If the Rams felt strongly enough about Bradford as a franchise quarterback, St. Louis already would have plopped its hand on the table. The Rams wouldn't be open to trade talks with another interested suitor like Cleveland even with all the holes that could be filled with extra picks by moving down in the draft. The Rams wouldn't still be singing the praises of defensive tackles Ndamukong Suh and Gerald McCoy as possible No. 1 selections. They wouldn't be talking up Notre Dame quarterback Jimmy Clausen during a Tuesday pre-draft news conference.
The Rams would have settled on Bradford at some point last week. They would have started contract negotiations with Bradford's agents to get him signed before the draft and eliminate any possibility of a ruinous JaMarcus Russell-like holdout. Bradford said that he was amenable to signing with the Rams early but the team "never presented a contract."

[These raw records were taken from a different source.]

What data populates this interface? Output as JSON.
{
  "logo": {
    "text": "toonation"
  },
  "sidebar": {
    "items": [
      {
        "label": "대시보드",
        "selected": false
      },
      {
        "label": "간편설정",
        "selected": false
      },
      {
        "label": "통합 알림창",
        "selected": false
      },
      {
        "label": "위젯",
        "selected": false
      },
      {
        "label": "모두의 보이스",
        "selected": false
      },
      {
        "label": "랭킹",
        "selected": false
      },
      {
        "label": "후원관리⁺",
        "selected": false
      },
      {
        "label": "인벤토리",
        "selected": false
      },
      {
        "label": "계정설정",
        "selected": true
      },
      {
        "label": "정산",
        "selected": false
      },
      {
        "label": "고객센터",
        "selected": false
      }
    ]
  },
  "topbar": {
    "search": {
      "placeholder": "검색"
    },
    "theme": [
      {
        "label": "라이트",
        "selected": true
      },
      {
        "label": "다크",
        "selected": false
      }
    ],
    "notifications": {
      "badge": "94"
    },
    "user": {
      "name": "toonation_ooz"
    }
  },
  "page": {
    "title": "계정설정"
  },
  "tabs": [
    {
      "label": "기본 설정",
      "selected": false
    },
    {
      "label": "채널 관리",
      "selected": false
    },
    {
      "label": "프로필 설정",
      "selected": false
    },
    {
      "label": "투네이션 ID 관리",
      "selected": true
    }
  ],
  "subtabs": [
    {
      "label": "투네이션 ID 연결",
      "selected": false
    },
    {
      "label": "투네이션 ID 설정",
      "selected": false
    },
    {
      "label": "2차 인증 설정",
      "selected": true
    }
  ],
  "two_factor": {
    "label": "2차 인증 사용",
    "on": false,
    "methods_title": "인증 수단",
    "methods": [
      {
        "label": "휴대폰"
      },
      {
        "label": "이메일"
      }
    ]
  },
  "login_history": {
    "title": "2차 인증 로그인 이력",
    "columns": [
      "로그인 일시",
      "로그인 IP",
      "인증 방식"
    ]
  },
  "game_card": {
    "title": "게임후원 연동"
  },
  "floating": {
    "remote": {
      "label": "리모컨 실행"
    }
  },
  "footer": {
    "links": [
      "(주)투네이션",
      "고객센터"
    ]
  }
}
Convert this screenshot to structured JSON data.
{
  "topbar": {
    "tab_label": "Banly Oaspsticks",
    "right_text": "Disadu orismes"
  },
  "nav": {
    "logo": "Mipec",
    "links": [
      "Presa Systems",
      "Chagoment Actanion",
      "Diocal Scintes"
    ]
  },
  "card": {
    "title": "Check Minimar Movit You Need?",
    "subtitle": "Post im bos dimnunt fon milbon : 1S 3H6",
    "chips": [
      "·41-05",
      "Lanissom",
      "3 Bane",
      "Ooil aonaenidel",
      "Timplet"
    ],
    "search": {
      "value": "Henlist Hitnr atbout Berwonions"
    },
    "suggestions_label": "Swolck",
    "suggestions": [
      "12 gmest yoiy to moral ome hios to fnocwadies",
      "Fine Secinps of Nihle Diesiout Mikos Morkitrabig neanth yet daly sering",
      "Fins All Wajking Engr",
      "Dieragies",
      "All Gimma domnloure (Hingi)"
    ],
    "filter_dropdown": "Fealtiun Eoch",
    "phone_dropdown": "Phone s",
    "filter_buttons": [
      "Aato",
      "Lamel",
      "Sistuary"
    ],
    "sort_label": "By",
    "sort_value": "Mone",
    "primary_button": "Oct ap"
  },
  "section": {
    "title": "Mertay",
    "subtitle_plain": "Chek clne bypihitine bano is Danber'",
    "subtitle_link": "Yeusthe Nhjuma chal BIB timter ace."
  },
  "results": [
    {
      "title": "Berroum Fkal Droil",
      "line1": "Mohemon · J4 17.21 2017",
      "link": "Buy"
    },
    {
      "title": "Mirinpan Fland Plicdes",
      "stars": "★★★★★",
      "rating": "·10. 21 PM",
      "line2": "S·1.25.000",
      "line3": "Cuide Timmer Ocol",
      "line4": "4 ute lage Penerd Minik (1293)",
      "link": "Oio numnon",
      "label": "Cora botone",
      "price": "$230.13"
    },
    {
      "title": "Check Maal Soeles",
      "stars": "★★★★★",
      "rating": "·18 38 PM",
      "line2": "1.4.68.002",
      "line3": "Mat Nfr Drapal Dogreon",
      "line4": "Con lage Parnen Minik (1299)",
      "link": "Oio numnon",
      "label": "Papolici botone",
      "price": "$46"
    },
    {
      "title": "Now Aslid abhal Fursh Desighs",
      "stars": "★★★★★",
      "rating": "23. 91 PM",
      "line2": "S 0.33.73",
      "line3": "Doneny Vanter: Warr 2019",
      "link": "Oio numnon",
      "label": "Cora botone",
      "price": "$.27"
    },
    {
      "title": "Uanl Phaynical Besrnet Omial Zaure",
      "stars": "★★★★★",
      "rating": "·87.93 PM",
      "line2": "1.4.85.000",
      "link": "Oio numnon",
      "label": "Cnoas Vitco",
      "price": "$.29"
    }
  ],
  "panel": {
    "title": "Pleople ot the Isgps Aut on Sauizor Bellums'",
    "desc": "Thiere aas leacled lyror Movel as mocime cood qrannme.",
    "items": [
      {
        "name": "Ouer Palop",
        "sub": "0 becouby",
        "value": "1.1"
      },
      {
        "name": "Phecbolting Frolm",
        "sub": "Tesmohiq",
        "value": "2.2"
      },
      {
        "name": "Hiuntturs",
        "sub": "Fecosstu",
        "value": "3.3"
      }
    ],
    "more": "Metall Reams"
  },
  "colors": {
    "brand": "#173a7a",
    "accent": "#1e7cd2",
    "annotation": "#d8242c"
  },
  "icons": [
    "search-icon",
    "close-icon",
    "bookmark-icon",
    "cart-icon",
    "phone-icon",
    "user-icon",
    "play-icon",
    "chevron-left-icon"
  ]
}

"If they haven't pulled the trigger, how could there be a contract?" Bradford said.
The Rams have won six games in three seasons, finishing progressively worse each year. They let two marquee signal-callers (Matt Ryan and Mark Sanchez) slip away in the past two drafts. St. Louis can't make the same mistake again -- unless they're not completely sold on Bradford and the massive price tag that could include $50 million in guaranteed cash for an unproven NFL commodity.
I asked Bradford why a team that desperately needs a franchise quarterback and has a chance to draft a highly-touted one like himself hadn't already done so. Bradford flashed a polite smile and said, "It's probably a little more complicated than that. Obviously, it's a big decision for their organization. They can wait as long as they want. They don't have to make a decision until tomorrow night. I think they're just weighing their options, making sure that they're 100 percent sure of what they want to do."
Bradford can do nothing more on his end to convince the Rams of his worth. Bradford did every pre-draft passing drill asked of him and proved his surgically repaired throwing shoulder was sound. He met extensively with Rams officials and coaches during private interviews. He got stronger, bulking his 6-foot-4 frame up to 236 pounds. Bradford can't do anything about missing last season and the "fragile" label placed upon him. But his outstanding 2008 campaign -- 50 touchdowns, eight interceptions, 4,720 yards, 67.9 completion percentage – was good enough to potentially make Bradford the No. 1 pick in last year's draft ahead of Matthew Stafford had he turned pro.
"It's definitely been a rollercoaster for me coming off the injury," Bradford said. "There are so many different emotions I've felt over the past couple months. When I decided to have the surgery, you're not nervous but you're anxious to see how your shoulder is going to come back. Sometimes it's a little stressful because when you don't throw a ball in so long, you're not sure how you're going to be able to throw. With only four or five weeks to get ready for my pro day, at times that wore on me mentally.
"But in the end, I realize I'm extremely fortunate. There are guys who would kill to be in this situation. I realize I'm blessed and have tried to have as much fun and go with the flow as much as I can the past couple of months."
The pre-draft ride ends Thursday night, here. A new journey then begins – whether in St. Louis or elsewhere.
"At the end of the day, I realize that's not my decision," Bradford said about wanting to become the draft's No. 1 pick. "I've done everything I can at this point. I've shown them the type of player and person I am. Now it's up to the organization."
Should it be the Rams, that organization sure has a funny way of showing Bradford it's genuinely excited to have him under center.
Posted by just BS at 5:03 AM